Beyond the numbers, they’re hoping to cultivate a culture change through the app.
“I think a lot of people don’t understand how it (depression and mental illness) effects people,” said Belt sophomore Maggie Andrews.
“The stigma behind it (depression and mental illness) makes people believe there’s something wrong with them or they’re weak, instead of it is ok I have an illness and there are things I can do about it. So we want to change that conversation and make it something that’s easily brought up. ‘Oh I think I'm depressed today’ and someone to tell you to suck it up. ‘Oh really, what’s that feel like, what can we do?’ Really being there for everybody,” said Nicole.
The “#Lets Talk” app provides resources, information, and connections from videos about mental disorders, to warning signs, and designated safe spaces to go in Great Falls to talk.
Right now the app is available in Great Falls, but they’re hoping to expand its reach to Butte, Kalispell, Browning, and Helena soon.
Nicole explained, “Real simple, easy directions that a lot of people are afraid of, and they’re there, so you don’t have to be alone if you’re helping somebody in a crisis, or if you are in crisis.”
Their momentum doesn’t stop with the app.

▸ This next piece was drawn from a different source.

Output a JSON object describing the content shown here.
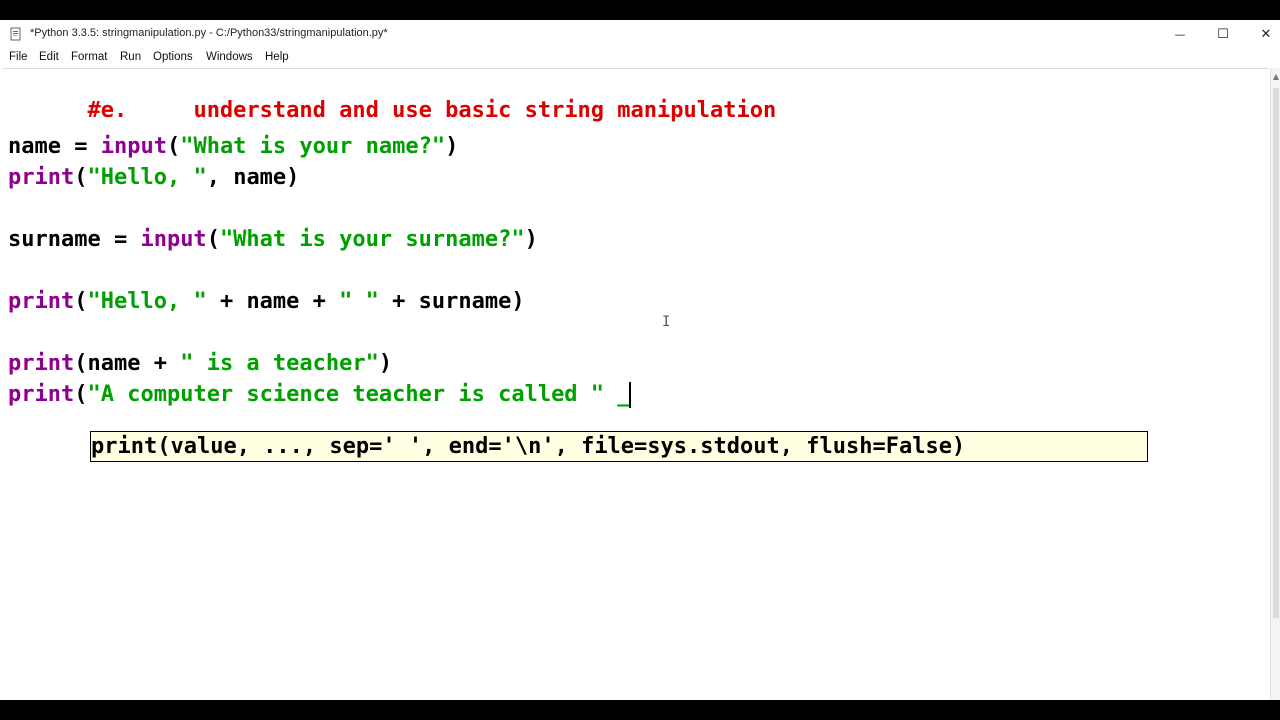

For Mental Health Awareness Month in May, they hope to paint the town with “hope.” Maggie and Keely also plan to present their project at the state DECA conference, and hope to take it to the national and international DECA competitions.
The #LetsTalk app is available now in the App Store or on Google Play.